When anxiety is high with your perfectionist, here are strategies to help calm your child down.
Hover over each Learning Benefit below for a detailed explanation.
When nothing less than the best is acceptable, anxiety and frustration run rampant. To help your perfectionist loosen up:
Let her know it's okay to make mistakes. That's why pencils have erasers. Share your own stumbles from school days. Many kids are so afraid to be wrong, they become frustrated when a project doesn't come easily. Reassure her that when you are really stumped, leaving the answer blank and asking the teacher for help the next morning is okay.
Set an example. Make sure you are not sending a mixed message. If you slide into crisis mode when you overcook dinner or the computer eats one of your files, you can't expect your child to calmly handle problems. Pay attention to how you act and react to daily hassles. Do you work hard but always feel swamped, or do you pat yourself on the back for the things you have accomplished? Making simple shifts in the way you perceive your world will help your child see his in a different light. When he sees you rally in the face of adversity, he'll know that he can take a deep breath and begin again.
Praise effort, not grades. Some perfectionists are stymied because they believe they must grow up to be mini-yous. Set a standard that is good enough — but not unrealistic. Unless your child knows you appreciate and love her for who she is and what she accomplishes, she may forever feel one-down by comparison.
Round out his world. Kids today don't have enough time just to play, found a study published by the University of Michigan Institute for Social Research. Seventy-five percent of a child's day, researchers say, is tightly programmed with carefully outlined activities that are parent-structured and parent-supervised. Counter the perfectionist child's belief that every minute must be spent doing something productive by giving him time to do absolutely nothing.
Empathize with her feelings. If she's upset about a low mark, don't minimize or belittle her feelings. Hear her out, and say, "You feel badly about how you did." That's called "mirroring." While you'll feel like a parrot at first, you'll soon notice that this psychological tool can jumpstart many stalled conversations. Your child will be more likely to continue to share her thoughts than if you said, "Don't be ridiculous. One bad grade isn't going to kill you."

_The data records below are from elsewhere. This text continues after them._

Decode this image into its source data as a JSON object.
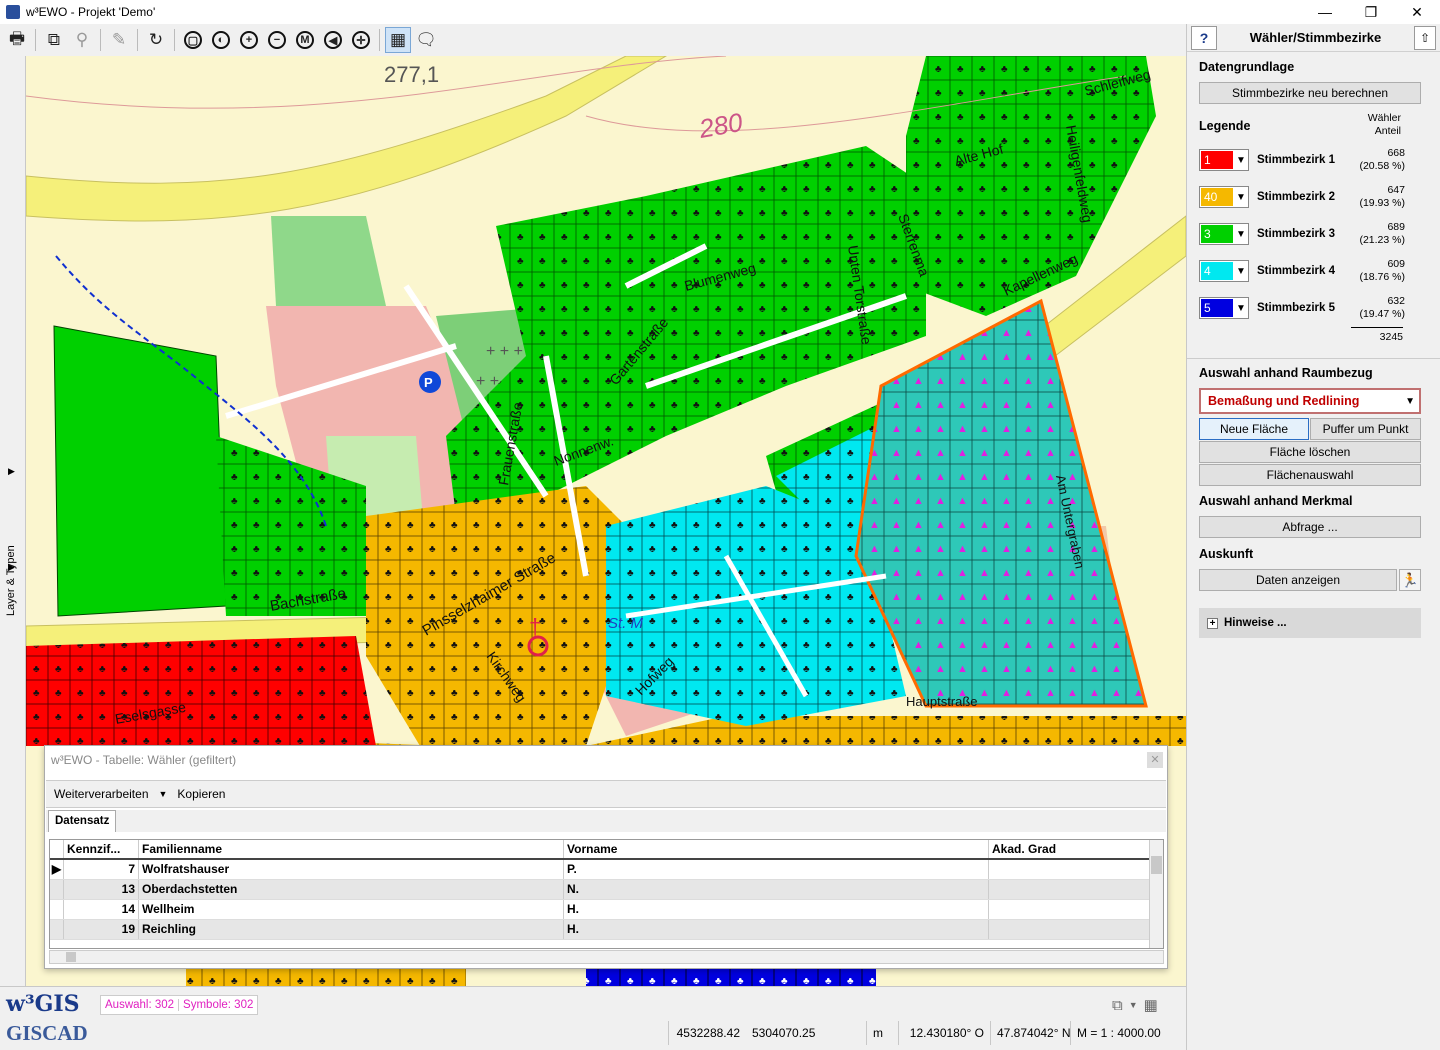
{
  "window": {
    "title": "w³EWO - Projekt 'Demo'",
    "controls": [
      "—",
      "❐",
      "✕"
    ]
  },
  "toolbar": {
    "icons": [
      "print-icon",
      "copy-icon",
      "zoom-icon",
      "edit-icon",
      "refresh-icon",
      "zoom-full-icon",
      "zoom-prev-icon",
      "zoom-in-icon",
      "zoom-out-icon",
      "zoom-m-icon",
      "pan-back-icon",
      "pan-center-icon",
      "table-icon",
      "comment-icon"
    ],
    "zoom_m_label": "M"
  },
  "sidetab": {
    "label": "Layer & Typen"
  },
  "map": {
    "elevation_label": "277,1",
    "contour_label": "280",
    "street_labels": [
      "Bachstraße",
      "Frauenstraße",
      "Blumenweg",
      "Gartenstraße",
      "Alte Hof",
      "Kapellenweg",
      "Pinsselzhaimer Straße",
      "Kirchweg",
      "Eselsgasse",
      "Hofweg",
      "Nonnenw.",
      "St. M",
      "Sterrenma",
      "Unten Torstraße",
      "Am Untergraben",
      "Hauptstraße",
      "Schleifweg",
      "Heiligenfeldweg"
    ],
    "parking_label": "P",
    "colors": {
      "background": "#fbf6cf",
      "district1": "#ff0000",
      "district2": "#f5b800",
      "district3": "#00d000",
      "district4": "#00e8f0",
      "district5": "#0000e0",
      "selection": "#ff6a00",
      "main_road": "#f5f07a"
    }
  },
  "panel": {
    "title": "Wähler/Stimmbezirke",
    "help": "?",
    "datengrundlage_title": "Datengrundlage",
    "recalc_button": "Stimmbezirke neu berechnen",
    "legend_title": "Legende",
    "legend_header": "Wähler Anteil",
    "legend": [
      {
        "value": "1",
        "color": "#ff0000",
        "name": "Stimmbezirk 1",
        "count": "668",
        "share": "(20.58 %)"
      },
      {
        "value": "40",
        "color": "#f5b800",
        "name": "Stimmbezirk 2",
        "count": "647",
        "share": "(19.93 %)"
      },
      {
        "value": "3",
        "color": "#00d000",
        "name": "Stimmbezirk 3",
        "count": "689",
        "share": "(21.23 %)"
      },
      {
        "value": "4",
        "color": "#00e8f0",
        "name": "Stimmbezirk 4",
        "count": "609",
        "share": "(18.76 %)"
      },
      {
        "value": "5",
        "color": "#0000e0",
        "name": "Stimmbezirk 5",
        "count": "632",
        "share": "(19.47 %)"
      }
    ],
    "legend_total": "3245",
    "raumbezug_title": "Auswahl anhand Raumbezug",
    "raumbezug_select": "Bemaßung und Redlining",
    "btn_neue_flaeche": "Neue Fläche",
    "btn_puffer": "Puffer um Punkt",
    "btn_flaeche_loeschen": "Fläche löschen",
    "btn_flaechenauswahl": "Flächenauswahl",
    "merkmal_title": "Auswahl anhand Merkmal",
    "btn_abfrage": "Abfrage ...",
    "auskunft_title": "Auskunft",
    "btn_daten": "Daten anzeigen",
    "hinweise": "Hinweise ..."
  },
  "table": {
    "title": "w³EWO - Tabelle: Wähler (gefiltert)",
    "menu": [
      "Weiterverarbeiten",
      "Kopieren"
    ],
    "tab": "Datensatz",
    "columns": [
      "Kennzif...",
      "Familienname",
      "Vorname",
      "Akad. Grad"
    ],
    "rows": [
      {
        "id": "7",
        "name": "Wolfratshauser",
        "first": "P.",
        "grad": ""
      },
      {
        "id": "13",
        "name": "Oberdachstetten",
        "first": "N.",
        "grad": ""
      },
      {
        "id": "14",
        "name": "Wellheim",
        "first": "H.",
        "grad": ""
      },
      {
        "id": "19",
        "name": "Reichling",
        "first": "H.",
        "grad": ""
      }
    ]
  },
  "status": {
    "logo_top": "w³GIS",
    "logo_bottom": "GISCAD",
    "auswahl": "Auswahl: 302",
    "symbole": "Symbole: 302",
    "coord_x": "4532288.42",
    "coord_y": "5304070.25",
    "unit": "m",
    "lon": "12.430180° O",
    "lat": "47.874042° N",
    "scale": "M = 1 :  4000.00"
  }
}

- Hold the criticism. Phrase any corrections generally: "Why don't you look this sentence over?" Look over homework if your child asks you to — perhaps even asking questions such as, "How did you find the answer to that?" — but leave specific guidance to the teacher.